    By Grill Room TeamDecember 11, 2017, 9:47 pm

    Well, this is a one new one.

    According to a report from KTVQ in Montana, this line in the Montana State High School Association rule book all but forbids spectators from observing high school golf in that state:

    “No spectators/fans are allowed on the course except for certain locations as designated by the tournament manager and club professional.”

    Part of the issue, according to the report, is that most courses don't bother to designate those "certain locations" leaving parents unable to watch their kids compete.

    “If you tell a parent that they can’t watch their kid play in the Thanksgiving Day football game, they would riot,” Chris Kelley, a high school golf parent, told KTVQ.

    The report lists illegal outside coaching as one of the rule's chief motivations, but Montana State women's golf coach Brittany Basye doesn't quite buy that.

    “I can go to a softball game and I can sit right behind the pitcher. I can make hand signals,” she is quoted in the report. “I can yell out names. I can do the same thing on a softball field that might affect that kid. Football games we can yell as loud as we want when someone is making a pass or a catch.”

    The MHSA has argued that unlike other sports that are played in a confined area, the sprawling nature of a golf course would make it difficult to hire enough marshals to keep unruly spectators in check.

    Meanwhile, there's a lawyer quoted in the report claiming this is some kind of civil rights issue.
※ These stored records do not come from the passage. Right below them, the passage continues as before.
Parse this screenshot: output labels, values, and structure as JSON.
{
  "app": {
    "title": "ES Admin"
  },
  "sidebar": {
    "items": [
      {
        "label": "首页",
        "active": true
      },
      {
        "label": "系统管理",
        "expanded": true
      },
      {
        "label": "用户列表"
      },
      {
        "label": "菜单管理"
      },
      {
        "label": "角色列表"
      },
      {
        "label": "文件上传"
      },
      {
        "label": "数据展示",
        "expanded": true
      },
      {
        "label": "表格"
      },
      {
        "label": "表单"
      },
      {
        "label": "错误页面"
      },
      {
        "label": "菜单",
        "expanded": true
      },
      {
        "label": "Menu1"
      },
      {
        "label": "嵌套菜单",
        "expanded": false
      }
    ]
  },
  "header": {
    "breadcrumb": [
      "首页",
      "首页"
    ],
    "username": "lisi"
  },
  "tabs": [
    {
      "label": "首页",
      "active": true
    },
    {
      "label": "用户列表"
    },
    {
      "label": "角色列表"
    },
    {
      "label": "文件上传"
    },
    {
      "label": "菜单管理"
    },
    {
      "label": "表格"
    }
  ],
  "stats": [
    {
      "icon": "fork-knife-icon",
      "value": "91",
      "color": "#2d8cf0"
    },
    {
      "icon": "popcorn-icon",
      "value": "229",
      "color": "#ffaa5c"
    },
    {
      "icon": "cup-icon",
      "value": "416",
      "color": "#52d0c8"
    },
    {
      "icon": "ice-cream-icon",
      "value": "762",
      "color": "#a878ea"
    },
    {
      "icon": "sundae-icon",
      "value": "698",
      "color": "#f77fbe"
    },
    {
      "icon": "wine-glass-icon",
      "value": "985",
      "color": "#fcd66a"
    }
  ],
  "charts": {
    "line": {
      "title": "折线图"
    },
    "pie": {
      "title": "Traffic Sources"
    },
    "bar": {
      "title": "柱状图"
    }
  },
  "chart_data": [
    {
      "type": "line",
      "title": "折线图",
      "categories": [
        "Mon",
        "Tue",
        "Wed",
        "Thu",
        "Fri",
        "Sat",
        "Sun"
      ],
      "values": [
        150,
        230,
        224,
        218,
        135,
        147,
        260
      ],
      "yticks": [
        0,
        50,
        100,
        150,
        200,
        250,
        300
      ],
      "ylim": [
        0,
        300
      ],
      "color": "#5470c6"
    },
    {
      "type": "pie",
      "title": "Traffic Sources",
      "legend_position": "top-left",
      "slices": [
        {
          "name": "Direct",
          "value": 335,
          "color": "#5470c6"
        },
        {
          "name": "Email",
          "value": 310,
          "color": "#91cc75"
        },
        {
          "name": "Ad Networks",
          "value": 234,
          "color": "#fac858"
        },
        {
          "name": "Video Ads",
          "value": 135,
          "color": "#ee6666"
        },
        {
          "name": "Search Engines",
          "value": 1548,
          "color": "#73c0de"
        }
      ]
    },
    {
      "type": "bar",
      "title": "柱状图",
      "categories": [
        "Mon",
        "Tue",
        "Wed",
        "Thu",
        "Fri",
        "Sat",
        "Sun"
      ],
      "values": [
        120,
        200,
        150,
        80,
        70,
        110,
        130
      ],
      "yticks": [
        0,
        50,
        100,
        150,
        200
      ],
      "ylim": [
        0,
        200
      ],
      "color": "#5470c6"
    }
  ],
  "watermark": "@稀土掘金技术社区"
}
    Worth note, Montana is one of only two states that doesn't allow spectators on the course. The other state, Alaska, does not offer high school golf.